Hospitals continue to spend millions on the scanners and other high-end medical equipment made by the companies. Increasingly hospital chains and other healthcare organizations are also paying GE and Siemens for software programs, electronic medical record management systems, and consulting services to improve efficiency. As much as $500 billion of the $2.2 trillion spent on health care each year is wasted on duplicate processes, bad coordination, and out-of-date scheduling, according to a GE estimate based on data from the U.S. Centers for Medicare and Medicaid Services. It's a challenge and opportunity all rolled into one, says Jan De Witte, who on Apr. 1 was made chief executive officer of GE's health-care IT business unit. "It's generally accepted that for every $100 spent on health care, $20 or more is waste," says De Witte. "Over the past two years, the industry has come to grips with this being a problem."
GE Healthcare last June created a consulting arm, also headed by De Witte, aimed at helping administrators use resources better and become more cost-efficient. Staffed by more than 100 people, the consulting unit hopes to generate $1 billion in annual sales in five years. That may seem small compared with GE Healthcare's $16.9 billion in annual revenue, but the company sees consulting as a growth business and enjoys the advantage of tapping customers it already knows well.
Though health-care companies long ago branched into information technology to diversify their revenue streams, the health-care overhaul signed into law by Obama in 2010 has created more openings. Hospitals are required to use more information technology to reduce costs and medical errors. If they don't, their reimbursements from Medicare and Medicaid will decline over the next several years. As a result, hospitals are looking for expertise from outside companies to improve their patient care by digitizing medical records and rigorously analyzing patient data to determine which treatments are most effective. Hospital executives are "looking for software that's going to guide them, help them, based on evidence," says Luis Castillo, who helps oversee the business management unit at Siemens. "I've seen a lot of demand."
The drive to cut costs is also changing GE's core imaging machine business, which makes ultrasound, magnetic resonance imaging (MRI), and other machines. GE will introduce 80 products over two years, including an MRI that scans only extremities, freeing up whole-body machines for more complex scans. "You've got to show increasingly some way in which the customer can make money," says Omar Ishrak, chief of GE's health-care systems business, which includes the imaging machines. "Now there's two ways of doing that. One way is the customer's cost goes down. The other is the customer's revenue goes up."
Nicholas Heymann, an analyst with Sterne Agee & Leach in New York who follows Siemens and GE, says that while improving molecular imaging—with its ability to catch disease early and tailor treatment—is the most glamorous way to save money, the U.S. health-care overhaul is forcing hospitals to look everywhere to cut costs. "That's going to become the heart and soul of the health-care 'revolution' for these guys."
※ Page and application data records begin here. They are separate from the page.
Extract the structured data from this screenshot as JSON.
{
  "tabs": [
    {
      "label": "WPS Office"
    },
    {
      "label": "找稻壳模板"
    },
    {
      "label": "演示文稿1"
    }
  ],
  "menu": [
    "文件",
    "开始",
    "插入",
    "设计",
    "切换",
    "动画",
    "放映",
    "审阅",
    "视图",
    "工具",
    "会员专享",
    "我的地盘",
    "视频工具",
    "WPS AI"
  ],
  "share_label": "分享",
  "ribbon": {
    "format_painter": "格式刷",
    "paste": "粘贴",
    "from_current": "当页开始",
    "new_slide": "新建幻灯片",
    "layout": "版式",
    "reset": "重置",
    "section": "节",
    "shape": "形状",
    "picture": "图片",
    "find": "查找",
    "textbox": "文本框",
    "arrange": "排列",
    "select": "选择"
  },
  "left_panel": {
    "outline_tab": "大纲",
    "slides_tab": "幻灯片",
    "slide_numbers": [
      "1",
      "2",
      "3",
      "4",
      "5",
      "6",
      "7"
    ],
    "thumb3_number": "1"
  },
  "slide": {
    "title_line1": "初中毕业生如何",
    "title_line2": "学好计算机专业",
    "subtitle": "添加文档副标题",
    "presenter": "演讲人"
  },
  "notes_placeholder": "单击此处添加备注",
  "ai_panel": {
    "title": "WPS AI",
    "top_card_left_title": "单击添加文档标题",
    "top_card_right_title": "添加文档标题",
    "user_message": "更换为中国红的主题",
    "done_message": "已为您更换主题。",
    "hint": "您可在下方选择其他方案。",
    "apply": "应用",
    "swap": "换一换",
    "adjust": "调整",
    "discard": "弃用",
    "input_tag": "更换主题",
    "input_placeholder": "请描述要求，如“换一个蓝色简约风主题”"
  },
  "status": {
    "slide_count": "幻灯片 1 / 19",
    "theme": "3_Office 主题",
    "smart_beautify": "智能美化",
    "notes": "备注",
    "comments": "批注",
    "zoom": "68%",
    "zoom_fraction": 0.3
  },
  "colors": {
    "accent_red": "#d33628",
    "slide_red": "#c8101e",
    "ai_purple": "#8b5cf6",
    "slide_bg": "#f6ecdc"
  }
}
The bottom line: GE and Siemens are developing IT and consulting services to help hospitals with tight budgets cut costs and improve patient care.